(Note that there was one orchestra per préfecture. Where multiple orchestras are listed this reflects name changes over time)

Beyla - Simandou Jazz
Boké - Sorsornet Rythme / Kakandé Jazz
Boffa - Dynamic Fatala Ambience
Conakry I - Kaloum Star / Kaloum Jazz
Conakry II - Kakilambé Jazz (ca 1964) / Camayenne Fooly (circa 1972) / Camayenne Sextet / Camayenne Sofa
Conakry III - Syli Authentic
Coyah - Soumba Jazz / Tabounzou Jazz
Dabola - Tinkisso Jazz
Dalaba - Dala Jazz (1964) / Téné Jazz
Dinguiraye - Kébaly Jazz
Dubréka - Soumba Jazz
Faranah - Tropical Djoli Band / Djoliba Band / Messagers du Niger|
Forécariah - Sataboum Rythm / Sataboum Jazz / Bafila Band
Fria - Kimbo Jazz / Sombory Jazz / Etoile de Kimbo
Gaoual - Orchestre Super Tominé Authentic / Tomini Jazz
Gueckédou - Kébendo Jazz (1962) (won the 1st prize at four Quinzaine artistiques, two more than Bembeya Jazz and one more than the Horoya Band, but were never nationalised...)
Kankan - Le 22 Novembre Band / 22 Band
Kérouané - Sankaran Jazz (1964) / Super Sanankoro / Sanankoro Sofa / Sanankoro Jazz
Kindia - Dirou Band (1959)
Kissidougou - Niandan Jazz
Koubia - Dimma Fooly
Koundara - Badiar Jazz
Kouroussa - Les Messagers du Niger / Djoli Band
Labé - Sassé Jazz / Kolima Jazz
Lélouma - Super Sankoly Rythm
Lola - Nimba Succès
Macenta - Palm Jazz (1964)
Mali - Loura Jazz
Mamou - Bafing Jazz
Mandiana - Wassolon Könö
N’zérékoré - Nimba Jazz / Super Nimba Jazz
Pita - Kinkon Jazz / Fetoré Jazz
Siguiri - Djoliba Jazz / Manden Könö
Télimélé - Télé Jazz
Tougué - Koloun Jazz
Yomou - Forest Band / Tout Puissant Forest Band / Oulé Jazz

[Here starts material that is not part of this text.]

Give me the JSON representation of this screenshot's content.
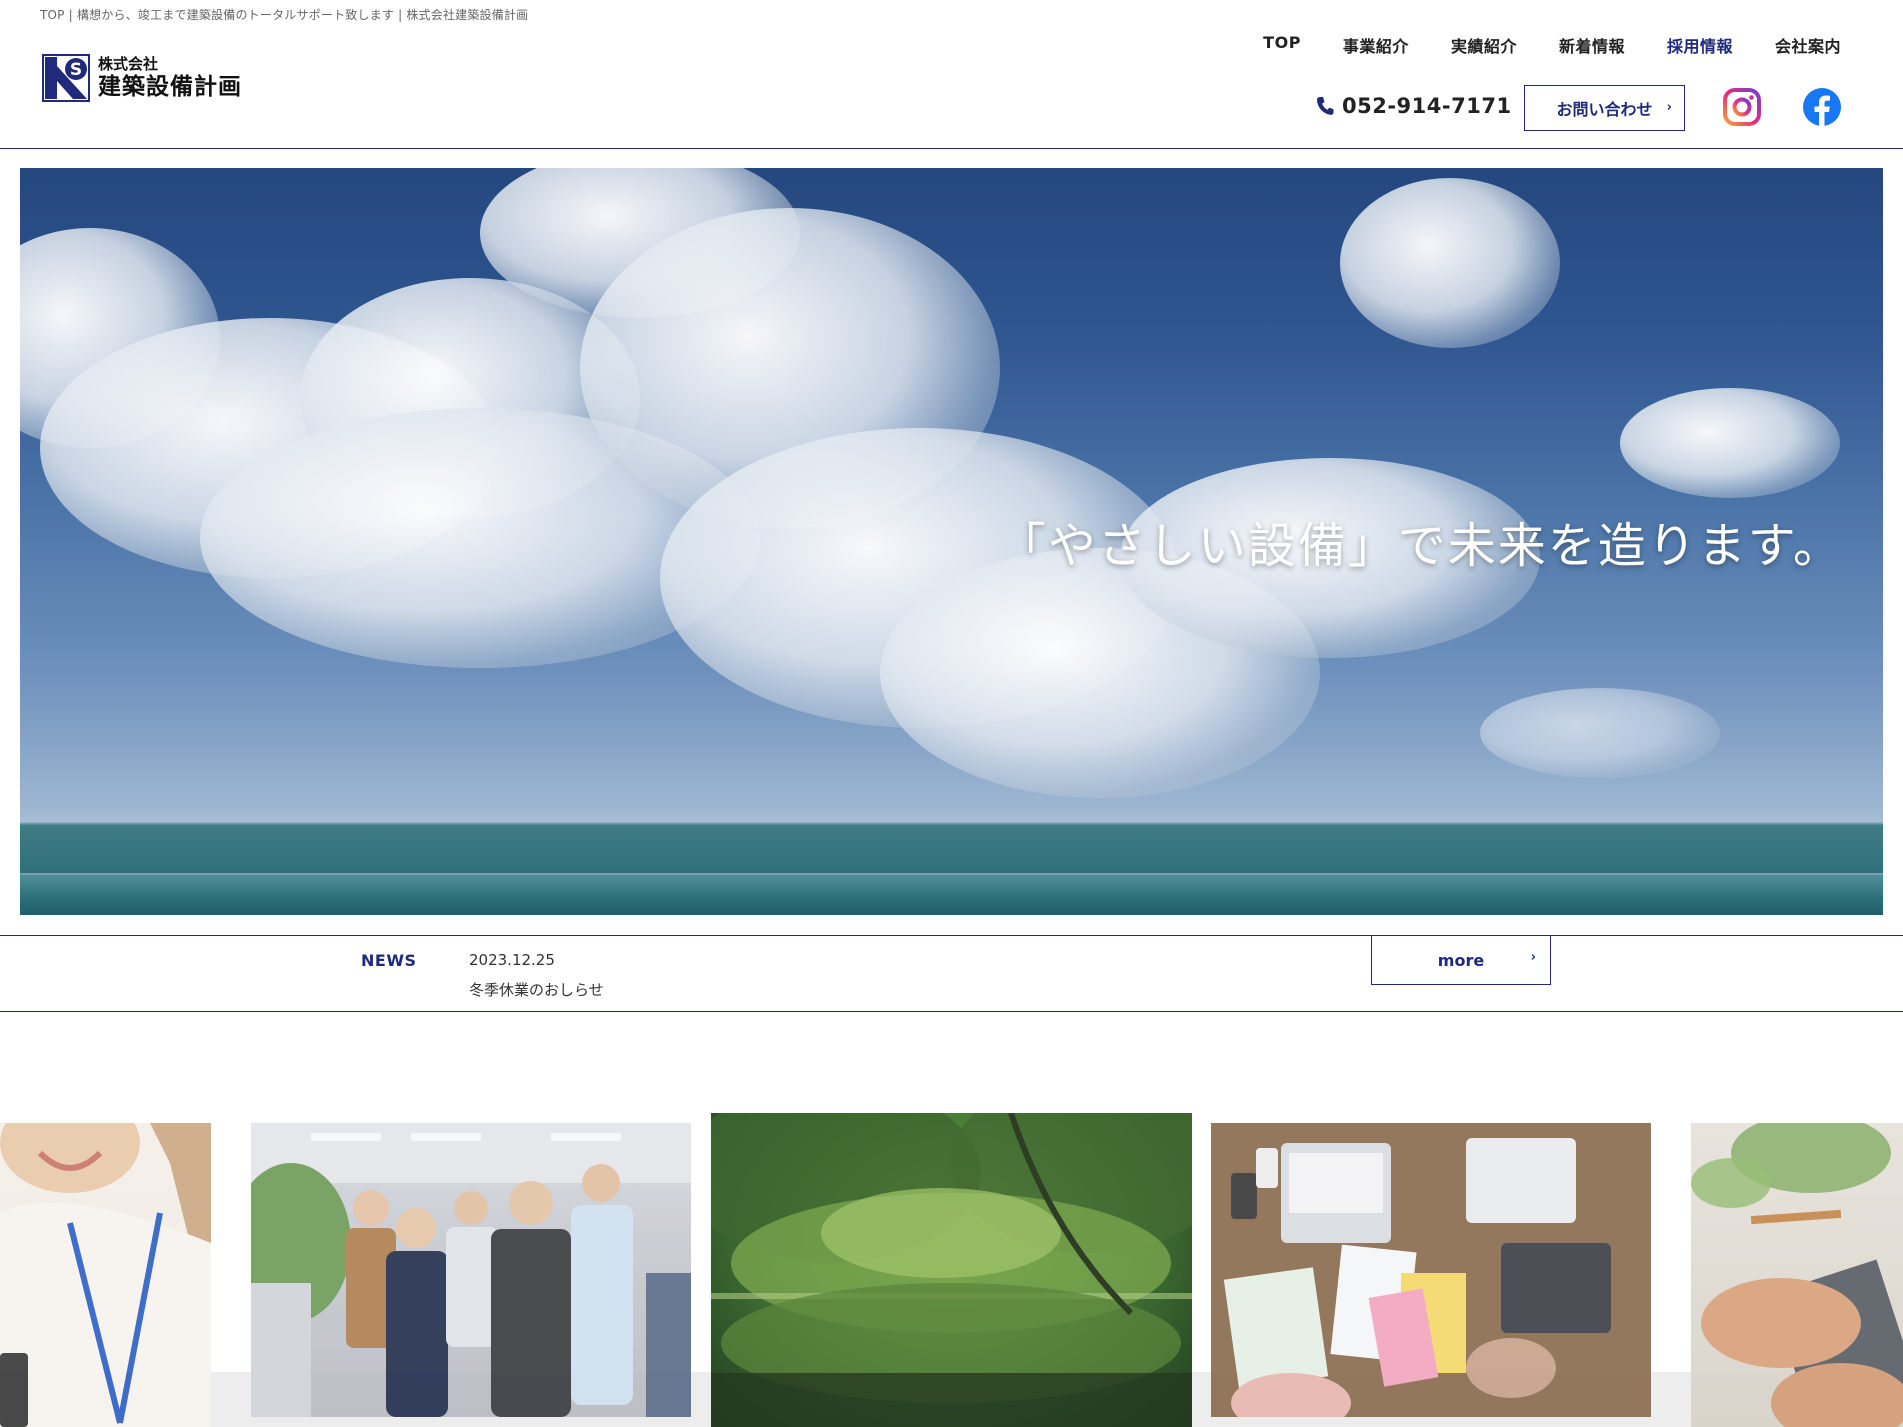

University orchestras

Le Fils du Raïs (1981) / Soleil Université - Institut Polytechnique Gamal Abdel Nasser, University of Conakry 
Normalien Jazz / Ny
éréré Jazz / Nyéréré Orchestre - l'Ecole Normale Superieure Julius Nyéréré / Institut Polytechnique Julius Nyéréré, University of Kankan
Sankaran Echo - I
nstitut Valery Giscard d’Estaing de Faranah
Tolo Université Rythme de Mamou
Messagers de la R
evolution Verte de Foulaya

Orchestre Ecole Normale d'Instituteurs de Macenta

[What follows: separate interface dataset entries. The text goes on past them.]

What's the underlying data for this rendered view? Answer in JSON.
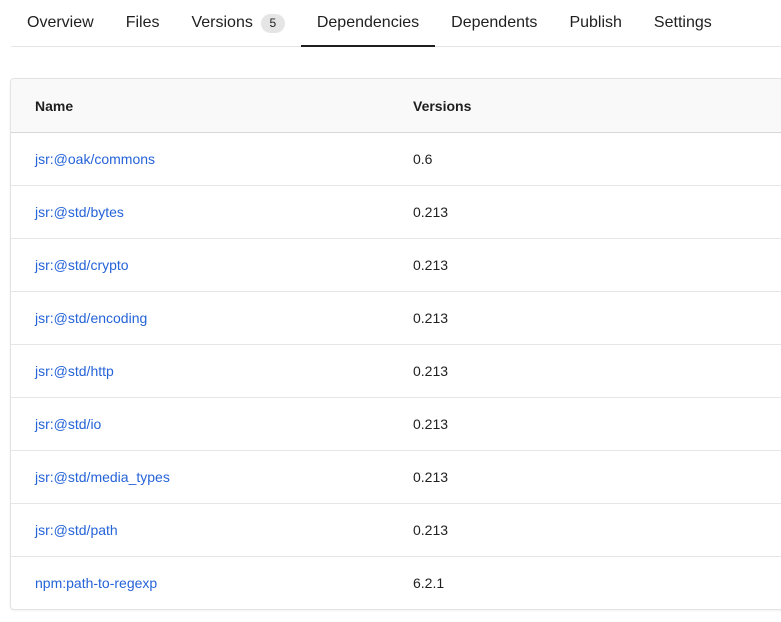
{
  "tabs": [
    {
      "label": "Overview",
      "active": false
    },
    {
      "label": "Files",
      "active": false
    },
    {
      "label": "Versions",
      "badge": "5",
      "active": false
    },
    {
      "label": "Dependencies",
      "active": true
    },
    {
      "label": "Dependents",
      "active": false
    },
    {
      "label": "Publish",
      "active": false
    },
    {
      "label": "Settings",
      "active": false
    }
  ],
  "table": {
    "headers": {
      "name": "Name",
      "versions": "Versions"
    },
    "rows": [
      {
        "name": "jsr:@oak/commons",
        "version": "0.6"
      },
      {
        "name": "jsr:@std/bytes",
        "version": "0.213"
      },
      {
        "name": "jsr:@std/crypto",
        "version": "0.213"
      },
      {
        "name": "jsr:@std/encoding",
        "version": "0.213"
      },
      {
        "name": "jsr:@std/http",
        "version": "0.213"
      },
      {
        "name": "jsr:@std/io",
        "version": "0.213"
      },
      {
        "name": "jsr:@std/media_types",
        "version": "0.213"
      },
      {
        "name": "jsr:@std/path",
        "version": "0.213"
      },
      {
        "name": "npm:path-to-regexp",
        "version": "6.2.1"
      }
    ]
  },
  "colors": {
    "link": "#2563d8",
    "active_tab_underline": "#1f1f1f"
  }
}
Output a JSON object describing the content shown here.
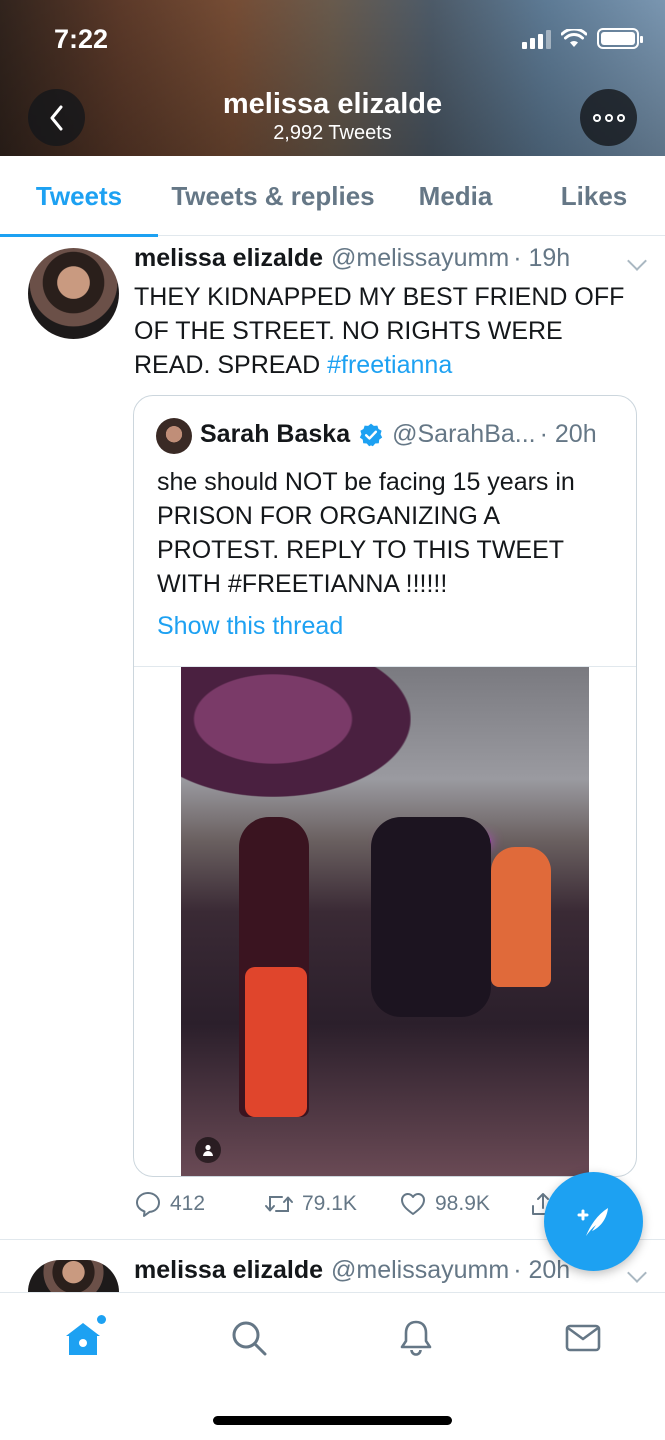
{
  "status_bar": {
    "time": "7:22"
  },
  "profile": {
    "name": "melissa elizalde",
    "tweet_count": "2,992 Tweets"
  },
  "header_icons": {
    "back": "chevron-left-icon",
    "more": "more-horizontal-icon"
  },
  "tabs": [
    {
      "label": "Tweets",
      "active": true
    },
    {
      "label": "Tweets & replies",
      "active": false
    },
    {
      "label": "Media",
      "active": false
    },
    {
      "label": "Likes",
      "active": false
    }
  ],
  "tweets": [
    {
      "author": "melissa elizalde",
      "handle": "@melissayumm",
      "time": "· 19h",
      "text": "THEY KIDNAPPED MY BEST FRIEND OFF OF THE STREET. NO RIGHTS WERE READ. SPREAD",
      "hashtag": "#freetianna",
      "quote": {
        "author": "Sarah Baska",
        "handle": "@SarahBa...",
        "time": "· 20h",
        "text": "she should NOT be facing 15 years in PRISON FOR ORGANIZING A PROTEST. REPLY TO THIS TWEET WITH #FREETIANNA !!!!!!",
        "show_thread": "Show this thread"
      },
      "stats": {
        "replies": "412",
        "retweets": "79.1K",
        "likes": "98.9K"
      }
    },
    {
      "author": "melissa elizalde",
      "handle": "@melissayumm",
      "time": "· 20h"
    }
  ],
  "colors": {
    "accent": "#1da1f2",
    "text": "#14171a",
    "secondary": "#657786",
    "border": "#e1e8ed"
  },
  "bottom_nav": [
    "home-icon",
    "search-icon",
    "notifications-icon",
    "messages-icon"
  ]
}
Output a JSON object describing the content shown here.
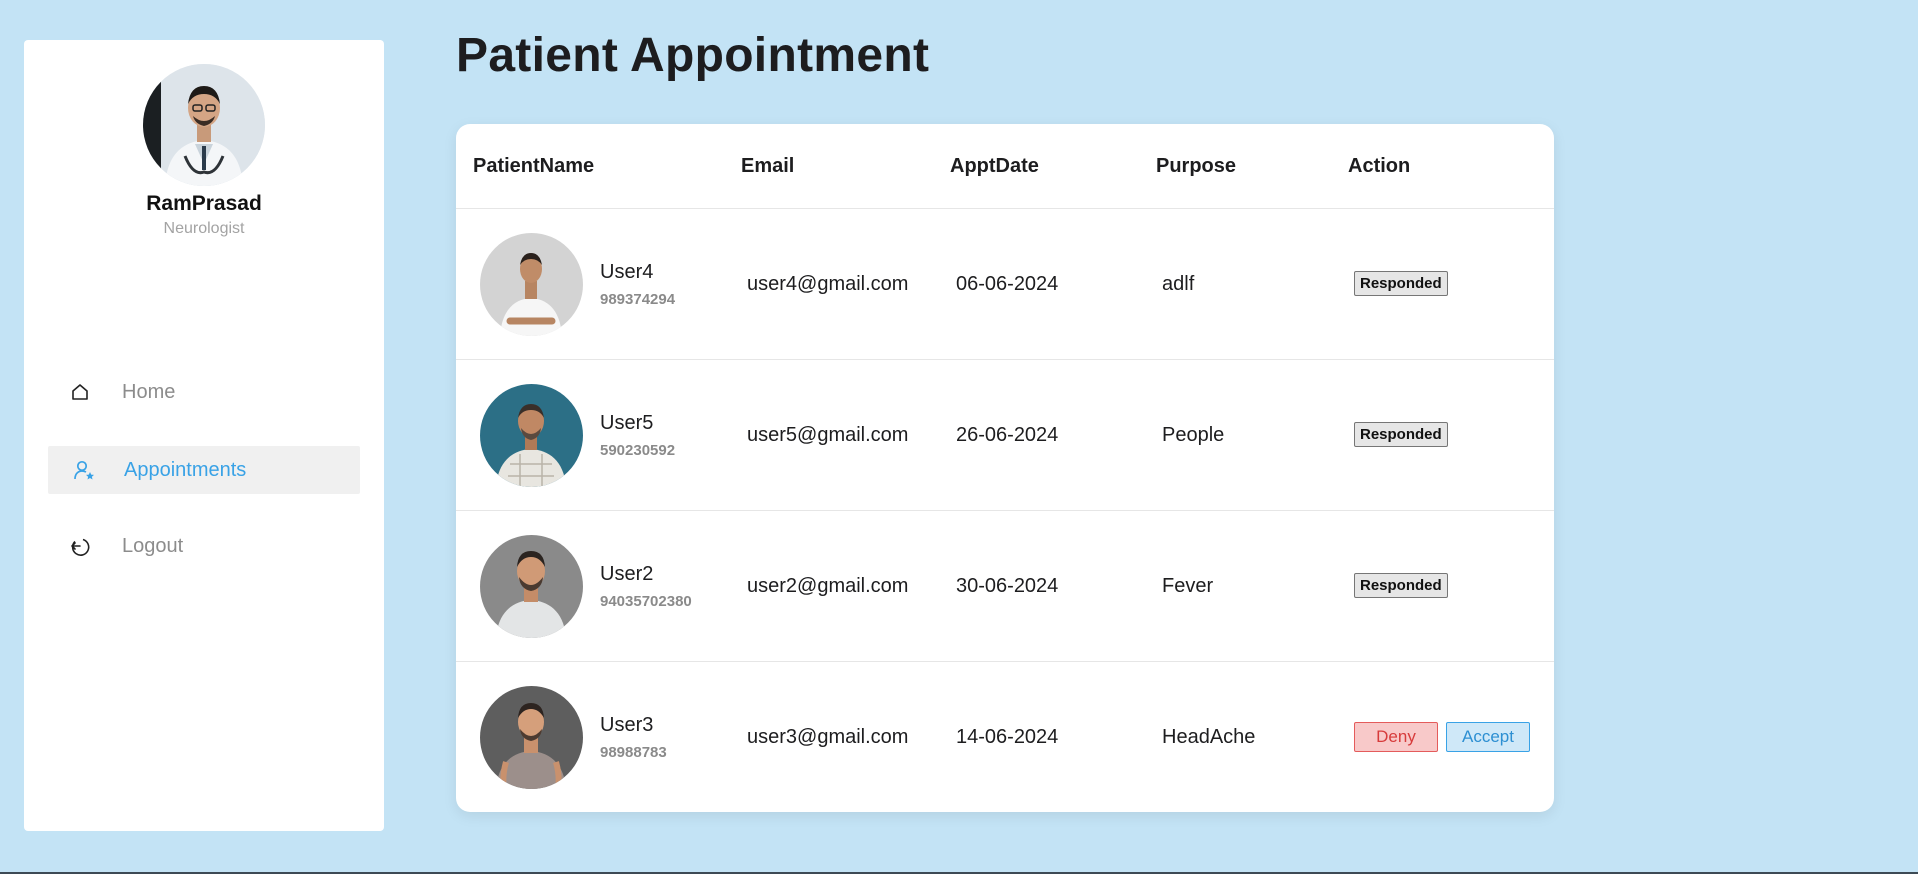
{
  "sidebar": {
    "doctor_name": "RamPrasad",
    "doctor_specialty": "Neurologist",
    "nav": [
      {
        "label": "Home",
        "icon": "home-icon",
        "active": false
      },
      {
        "label": "Appointments",
        "icon": "user-star-icon",
        "active": true
      },
      {
        "label": "Logout",
        "icon": "logout-icon",
        "active": false
      }
    ]
  },
  "main": {
    "title": "Patient Appointment",
    "columns": {
      "name": "PatientName",
      "email": "Email",
      "date": "ApptDate",
      "purpose": "Purpose",
      "action": "Action"
    },
    "rows": [
      {
        "name": "User4",
        "phone": "989374294",
        "email": "user4@gmail.com",
        "date": "06-06-2024",
        "purpose": "adlf",
        "status": "Responded"
      },
      {
        "name": "User5",
        "phone": "590230592",
        "email": "user5@gmail.com",
        "date": "26-06-2024",
        "purpose": "People",
        "status": "Responded"
      },
      {
        "name": "User2",
        "phone": "94035702380",
        "email": "user2@gmail.com",
        "date": "30-06-2024",
        "purpose": "Fever",
        "status": "Responded"
      },
      {
        "name": "User3",
        "phone": "98988783",
        "email": "user3@gmail.com",
        "date": "14-06-2024",
        "purpose": "HeadAche",
        "deny_label": "Deny",
        "accept_label": "Accept"
      }
    ]
  },
  "colors": {
    "background": "#c3e3f5",
    "accent": "#39a2e6",
    "deny": "#d73b3b"
  }
}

Other 1st republic orchestras

Conakry (Police) - Les Aigles de la Capitale
Conakry (Army) - Super Lion / Super Lion de la Gendarmerie
Conakry I
(2ème arrondissement) - Limanya Orchestre
Conakry (5ème arrondissement) - Foniké Orchestre (1977)

- Béro Jazz (sous-préfecture of N'Zérékoré
Kankan I - Sily Star
Kankan II - Milo Orchestre
Kankan - Mini Orchestre
Kankan - Révolution Band ("Orchestre du Camp Soundiata de Kankan")
Kindia - Kania Jazz
Macenta - L'Orchestre Ecole Normale d'Instituteurs
Mamou - Orchestre Feminin
Les Messagers de la Milice National
Les Heritiers de Demba
/ Demba Orchestra

Some early 2nd republic orchestras  

Atlantic Mélodie (members from Forecariah and Dirou Band orchestras, then based themselves in Conakry).
Les Etoiles de Boulbinet
- (a sous-préfecture orchestra) Boulbinet, Conakry I
Sirènes de Guinée
Super Flambeau (originally Super Boiro Band)
Les Authentiques de la Capitale

This page was created on 19 May 2006 and was laste updated on 19 August 2019.